Sputnik: What about the importance of the disputed Senkaku/Diaoyu islands for both China and Japan? Perhaps you could share your knowledge of the strategic importance of these particular islands and why Japan is getting so emotive about it?
Stephen Nagy: These particular islands claims cover the first island chains, the first series of islands that basically open up to the Pacific Ocean. So from the Chinese point of view these islands represent a choke point, the choke point first starts in north of Japan… and each one of these islands has an exclusive economic zone that can be exploited in the sense of resources and fishery etc. Which mean that if we look at Japan on paper and we think about all its maritime territories that are represented by exclusive economic zones. It means Japan has a lot of different territories it can exploit in terms of resources making Japan really on paper a much bigger country, a country that can exploit a lot more resources to fill its economy, to fill its national development. So, again, I think it represents a security element from the Japanese point of view, but also an economic opportunity and resource opportunity. And from China's point of view it represents the future, where they can expand their naval power and political and economic influence going forward.
Sputnik: Historically the East and South China Seas have developed many issues in terms of conflicts and tensions. What's your best prognosis for this issue to be settled amicably?
Stephen Nagy: Well, I think what might happen in the short to midterm as a status quo. China will continue to push the envelope… to push back against Japan's sovereignty claims on a legal basis. But again I think that going forward and looking at Chinese strategies going forward it's clear that China would like to be regional hegemony, would like to have unequivocal control of the South China Sea, unequivocal control of the East China Sea and this means that China will be able to project its power, control sea lanes, control resources, control fishery resources. From the Chinese point of view this is about security, thinking that hundred and fifty years of history, hundred and fifty years of humiliation under imperial powers. From the Chinese point of view, the control over these areas will prevent any kind of repeat of that sad historical experience. And again they are facing Japan and Japan has an expanding economy, considerate capabilities and a lot of friends within the region. And Japan views China's control of both East and South China Seas as a threat to its national security. […]
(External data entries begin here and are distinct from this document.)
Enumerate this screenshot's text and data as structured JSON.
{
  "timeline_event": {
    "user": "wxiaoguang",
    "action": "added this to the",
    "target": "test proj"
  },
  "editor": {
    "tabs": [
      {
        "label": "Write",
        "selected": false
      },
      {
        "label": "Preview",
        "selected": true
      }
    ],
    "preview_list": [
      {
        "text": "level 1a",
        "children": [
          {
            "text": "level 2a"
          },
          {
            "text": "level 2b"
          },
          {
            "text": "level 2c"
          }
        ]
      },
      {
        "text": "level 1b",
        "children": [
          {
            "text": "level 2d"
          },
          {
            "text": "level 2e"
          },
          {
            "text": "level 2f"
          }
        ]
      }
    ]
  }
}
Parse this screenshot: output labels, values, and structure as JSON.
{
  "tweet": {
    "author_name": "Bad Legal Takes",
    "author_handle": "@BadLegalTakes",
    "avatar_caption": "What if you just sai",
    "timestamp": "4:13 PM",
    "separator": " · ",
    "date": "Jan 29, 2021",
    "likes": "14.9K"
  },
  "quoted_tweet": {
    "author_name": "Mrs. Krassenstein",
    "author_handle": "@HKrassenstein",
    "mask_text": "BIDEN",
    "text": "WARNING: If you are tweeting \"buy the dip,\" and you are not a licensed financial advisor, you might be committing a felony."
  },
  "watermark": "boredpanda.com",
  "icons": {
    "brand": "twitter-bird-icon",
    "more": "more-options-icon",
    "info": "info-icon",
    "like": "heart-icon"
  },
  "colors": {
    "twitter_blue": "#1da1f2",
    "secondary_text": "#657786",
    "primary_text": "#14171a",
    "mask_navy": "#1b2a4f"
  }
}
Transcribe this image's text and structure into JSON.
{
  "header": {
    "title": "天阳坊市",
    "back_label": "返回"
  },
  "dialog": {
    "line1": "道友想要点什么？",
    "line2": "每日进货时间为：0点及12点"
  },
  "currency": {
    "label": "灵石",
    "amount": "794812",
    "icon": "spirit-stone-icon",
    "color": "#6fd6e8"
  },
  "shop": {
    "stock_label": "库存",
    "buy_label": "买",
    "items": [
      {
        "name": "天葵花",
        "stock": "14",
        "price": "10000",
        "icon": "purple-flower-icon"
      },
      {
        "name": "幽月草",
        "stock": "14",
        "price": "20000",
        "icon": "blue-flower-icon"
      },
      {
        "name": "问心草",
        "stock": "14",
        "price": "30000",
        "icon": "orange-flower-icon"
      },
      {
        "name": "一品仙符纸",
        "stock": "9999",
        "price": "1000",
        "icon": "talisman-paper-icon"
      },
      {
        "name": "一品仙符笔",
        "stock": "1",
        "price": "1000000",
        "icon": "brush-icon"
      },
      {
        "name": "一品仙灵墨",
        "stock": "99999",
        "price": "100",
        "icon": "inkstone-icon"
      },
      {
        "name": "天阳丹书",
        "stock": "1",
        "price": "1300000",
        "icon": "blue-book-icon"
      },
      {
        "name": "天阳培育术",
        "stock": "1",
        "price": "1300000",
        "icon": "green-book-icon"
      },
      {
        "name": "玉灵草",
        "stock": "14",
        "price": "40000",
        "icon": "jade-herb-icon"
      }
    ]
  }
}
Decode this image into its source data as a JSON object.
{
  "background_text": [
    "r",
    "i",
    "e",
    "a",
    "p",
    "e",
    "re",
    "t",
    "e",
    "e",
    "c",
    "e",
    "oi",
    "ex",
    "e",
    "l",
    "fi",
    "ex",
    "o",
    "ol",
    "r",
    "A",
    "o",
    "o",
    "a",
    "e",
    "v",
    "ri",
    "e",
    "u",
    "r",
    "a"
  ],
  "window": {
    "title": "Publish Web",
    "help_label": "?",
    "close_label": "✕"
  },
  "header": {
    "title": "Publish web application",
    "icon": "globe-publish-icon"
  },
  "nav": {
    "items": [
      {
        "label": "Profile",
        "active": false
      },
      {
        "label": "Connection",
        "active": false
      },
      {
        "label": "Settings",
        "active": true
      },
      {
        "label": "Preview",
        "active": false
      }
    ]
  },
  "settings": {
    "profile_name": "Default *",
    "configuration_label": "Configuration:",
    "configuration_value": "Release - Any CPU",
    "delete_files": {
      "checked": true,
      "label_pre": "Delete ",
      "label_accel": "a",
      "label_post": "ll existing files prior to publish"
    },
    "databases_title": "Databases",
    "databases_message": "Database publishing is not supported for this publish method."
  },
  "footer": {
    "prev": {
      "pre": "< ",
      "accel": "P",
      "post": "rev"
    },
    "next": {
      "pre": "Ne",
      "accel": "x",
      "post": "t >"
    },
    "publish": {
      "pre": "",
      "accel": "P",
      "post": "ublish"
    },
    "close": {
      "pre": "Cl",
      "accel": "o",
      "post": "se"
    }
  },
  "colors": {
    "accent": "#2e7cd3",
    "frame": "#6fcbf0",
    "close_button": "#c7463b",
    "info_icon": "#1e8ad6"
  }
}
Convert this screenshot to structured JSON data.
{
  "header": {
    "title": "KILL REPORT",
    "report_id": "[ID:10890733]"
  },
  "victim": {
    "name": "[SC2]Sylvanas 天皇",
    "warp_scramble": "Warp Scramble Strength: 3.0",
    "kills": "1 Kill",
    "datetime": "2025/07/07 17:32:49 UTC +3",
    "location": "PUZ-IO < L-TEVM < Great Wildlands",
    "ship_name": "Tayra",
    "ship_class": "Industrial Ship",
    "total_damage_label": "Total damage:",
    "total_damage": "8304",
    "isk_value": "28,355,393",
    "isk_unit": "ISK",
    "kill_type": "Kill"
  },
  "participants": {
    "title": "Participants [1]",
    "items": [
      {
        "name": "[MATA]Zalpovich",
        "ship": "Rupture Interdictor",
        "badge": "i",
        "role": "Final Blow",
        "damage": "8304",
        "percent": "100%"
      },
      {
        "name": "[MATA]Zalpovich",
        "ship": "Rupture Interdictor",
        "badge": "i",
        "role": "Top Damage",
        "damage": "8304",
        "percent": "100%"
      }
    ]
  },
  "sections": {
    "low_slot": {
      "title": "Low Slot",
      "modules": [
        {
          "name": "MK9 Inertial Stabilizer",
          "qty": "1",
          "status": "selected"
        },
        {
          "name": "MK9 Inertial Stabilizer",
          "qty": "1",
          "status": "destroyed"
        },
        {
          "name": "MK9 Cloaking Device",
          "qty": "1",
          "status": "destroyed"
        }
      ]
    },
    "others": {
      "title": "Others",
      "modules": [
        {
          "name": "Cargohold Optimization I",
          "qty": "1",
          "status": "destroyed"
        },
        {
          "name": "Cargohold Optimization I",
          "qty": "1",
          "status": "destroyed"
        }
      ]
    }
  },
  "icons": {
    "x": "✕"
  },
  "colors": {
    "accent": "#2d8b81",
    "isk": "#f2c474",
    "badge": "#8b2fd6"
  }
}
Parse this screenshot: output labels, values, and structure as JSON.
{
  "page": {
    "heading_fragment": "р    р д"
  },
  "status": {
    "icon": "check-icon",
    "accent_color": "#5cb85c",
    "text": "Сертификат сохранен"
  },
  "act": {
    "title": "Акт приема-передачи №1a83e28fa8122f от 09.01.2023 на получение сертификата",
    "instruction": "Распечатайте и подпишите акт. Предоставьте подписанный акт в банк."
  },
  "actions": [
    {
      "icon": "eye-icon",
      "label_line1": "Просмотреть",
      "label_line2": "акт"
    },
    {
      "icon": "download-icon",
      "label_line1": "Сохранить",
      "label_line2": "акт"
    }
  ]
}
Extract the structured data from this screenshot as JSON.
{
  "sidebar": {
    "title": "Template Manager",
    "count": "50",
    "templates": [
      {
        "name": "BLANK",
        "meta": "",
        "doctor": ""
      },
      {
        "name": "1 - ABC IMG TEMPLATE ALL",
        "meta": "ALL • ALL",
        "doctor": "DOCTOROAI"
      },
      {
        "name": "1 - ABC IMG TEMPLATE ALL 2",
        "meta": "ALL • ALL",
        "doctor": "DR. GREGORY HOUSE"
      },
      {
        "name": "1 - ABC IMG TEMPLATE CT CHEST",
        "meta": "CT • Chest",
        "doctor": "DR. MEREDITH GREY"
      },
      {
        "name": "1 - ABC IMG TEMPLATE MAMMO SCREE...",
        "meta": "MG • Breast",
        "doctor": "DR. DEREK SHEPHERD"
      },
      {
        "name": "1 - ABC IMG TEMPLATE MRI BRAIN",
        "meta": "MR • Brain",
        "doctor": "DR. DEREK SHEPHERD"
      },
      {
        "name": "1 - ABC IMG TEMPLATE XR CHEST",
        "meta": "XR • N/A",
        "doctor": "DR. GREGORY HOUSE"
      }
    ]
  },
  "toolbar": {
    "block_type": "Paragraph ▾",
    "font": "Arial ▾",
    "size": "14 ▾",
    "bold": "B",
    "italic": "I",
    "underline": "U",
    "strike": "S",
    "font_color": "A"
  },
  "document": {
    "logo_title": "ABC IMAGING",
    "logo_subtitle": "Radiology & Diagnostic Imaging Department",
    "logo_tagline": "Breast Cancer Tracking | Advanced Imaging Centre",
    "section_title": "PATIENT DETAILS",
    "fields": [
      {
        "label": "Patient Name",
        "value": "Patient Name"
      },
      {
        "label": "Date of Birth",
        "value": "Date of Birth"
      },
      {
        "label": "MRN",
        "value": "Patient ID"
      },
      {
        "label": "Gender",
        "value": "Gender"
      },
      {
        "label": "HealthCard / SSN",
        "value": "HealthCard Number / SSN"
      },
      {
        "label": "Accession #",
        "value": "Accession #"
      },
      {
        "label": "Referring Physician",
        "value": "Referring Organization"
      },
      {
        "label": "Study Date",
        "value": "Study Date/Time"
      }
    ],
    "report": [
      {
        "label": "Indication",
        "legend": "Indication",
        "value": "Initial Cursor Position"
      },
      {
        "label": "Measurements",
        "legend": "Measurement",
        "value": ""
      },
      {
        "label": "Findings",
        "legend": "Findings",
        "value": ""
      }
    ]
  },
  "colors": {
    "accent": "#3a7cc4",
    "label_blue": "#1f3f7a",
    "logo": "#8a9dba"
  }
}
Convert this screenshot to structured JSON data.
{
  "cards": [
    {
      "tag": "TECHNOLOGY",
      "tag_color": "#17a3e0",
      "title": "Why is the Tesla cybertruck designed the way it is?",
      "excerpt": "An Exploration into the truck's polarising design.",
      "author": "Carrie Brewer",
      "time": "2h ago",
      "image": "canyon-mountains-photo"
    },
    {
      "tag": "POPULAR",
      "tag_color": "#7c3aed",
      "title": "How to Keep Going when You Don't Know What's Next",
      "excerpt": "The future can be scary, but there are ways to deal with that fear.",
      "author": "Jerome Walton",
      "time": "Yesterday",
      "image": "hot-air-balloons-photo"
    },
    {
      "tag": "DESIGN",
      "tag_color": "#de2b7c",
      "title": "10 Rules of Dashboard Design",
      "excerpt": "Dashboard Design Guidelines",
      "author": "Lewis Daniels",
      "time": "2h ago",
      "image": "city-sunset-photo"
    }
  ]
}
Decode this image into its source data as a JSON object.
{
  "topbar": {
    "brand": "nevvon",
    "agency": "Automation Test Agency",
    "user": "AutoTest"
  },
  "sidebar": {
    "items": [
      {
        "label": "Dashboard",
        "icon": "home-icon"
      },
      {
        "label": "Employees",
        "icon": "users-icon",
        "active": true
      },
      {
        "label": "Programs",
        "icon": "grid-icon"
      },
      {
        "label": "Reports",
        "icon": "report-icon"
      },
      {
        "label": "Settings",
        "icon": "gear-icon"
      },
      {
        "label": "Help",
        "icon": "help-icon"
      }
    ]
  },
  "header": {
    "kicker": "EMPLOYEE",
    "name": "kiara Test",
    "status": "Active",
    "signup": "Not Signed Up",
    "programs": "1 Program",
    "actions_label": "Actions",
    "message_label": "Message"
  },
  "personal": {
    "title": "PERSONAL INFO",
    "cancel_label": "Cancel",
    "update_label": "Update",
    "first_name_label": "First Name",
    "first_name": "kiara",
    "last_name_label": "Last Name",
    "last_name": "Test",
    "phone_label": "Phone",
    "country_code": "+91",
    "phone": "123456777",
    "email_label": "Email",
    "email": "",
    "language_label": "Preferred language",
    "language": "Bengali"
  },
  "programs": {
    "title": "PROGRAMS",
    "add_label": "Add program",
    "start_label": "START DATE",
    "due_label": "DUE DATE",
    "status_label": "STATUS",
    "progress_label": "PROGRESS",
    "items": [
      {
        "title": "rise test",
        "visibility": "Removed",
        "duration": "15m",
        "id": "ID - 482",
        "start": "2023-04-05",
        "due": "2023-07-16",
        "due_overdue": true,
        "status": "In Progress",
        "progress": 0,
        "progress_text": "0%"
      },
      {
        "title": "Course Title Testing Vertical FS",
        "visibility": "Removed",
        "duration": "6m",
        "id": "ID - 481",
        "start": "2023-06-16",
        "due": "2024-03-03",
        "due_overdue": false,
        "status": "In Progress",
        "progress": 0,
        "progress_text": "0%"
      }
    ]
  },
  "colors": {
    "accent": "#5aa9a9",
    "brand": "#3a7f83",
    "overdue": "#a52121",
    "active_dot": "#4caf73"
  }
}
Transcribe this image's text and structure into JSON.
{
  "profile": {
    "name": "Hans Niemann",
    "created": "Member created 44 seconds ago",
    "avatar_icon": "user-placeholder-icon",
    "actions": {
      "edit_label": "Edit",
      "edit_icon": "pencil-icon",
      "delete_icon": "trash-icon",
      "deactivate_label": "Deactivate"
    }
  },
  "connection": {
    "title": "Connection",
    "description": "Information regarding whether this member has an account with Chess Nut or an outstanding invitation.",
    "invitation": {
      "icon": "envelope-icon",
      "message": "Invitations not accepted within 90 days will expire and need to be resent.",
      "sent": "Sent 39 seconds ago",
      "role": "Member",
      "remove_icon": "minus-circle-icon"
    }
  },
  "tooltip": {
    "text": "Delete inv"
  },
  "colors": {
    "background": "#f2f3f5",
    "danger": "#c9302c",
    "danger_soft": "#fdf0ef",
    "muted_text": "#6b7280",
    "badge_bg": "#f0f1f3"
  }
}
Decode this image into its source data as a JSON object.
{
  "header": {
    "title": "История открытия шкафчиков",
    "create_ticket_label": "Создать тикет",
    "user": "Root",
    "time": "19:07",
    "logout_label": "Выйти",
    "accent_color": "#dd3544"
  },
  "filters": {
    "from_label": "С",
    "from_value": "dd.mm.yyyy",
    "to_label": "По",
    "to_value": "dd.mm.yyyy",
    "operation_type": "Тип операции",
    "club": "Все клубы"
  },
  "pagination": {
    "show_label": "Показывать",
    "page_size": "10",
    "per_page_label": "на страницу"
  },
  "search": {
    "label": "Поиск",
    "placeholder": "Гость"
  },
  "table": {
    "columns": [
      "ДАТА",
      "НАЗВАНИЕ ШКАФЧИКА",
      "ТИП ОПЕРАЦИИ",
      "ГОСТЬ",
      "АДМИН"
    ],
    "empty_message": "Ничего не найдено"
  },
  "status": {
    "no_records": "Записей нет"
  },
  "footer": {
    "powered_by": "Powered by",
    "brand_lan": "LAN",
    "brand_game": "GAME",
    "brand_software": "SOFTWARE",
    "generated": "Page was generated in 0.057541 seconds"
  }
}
The views and opinions expressed by Dr. Stephen Nagy are those of the speaker and do not necessarily reflect those of Sputnik.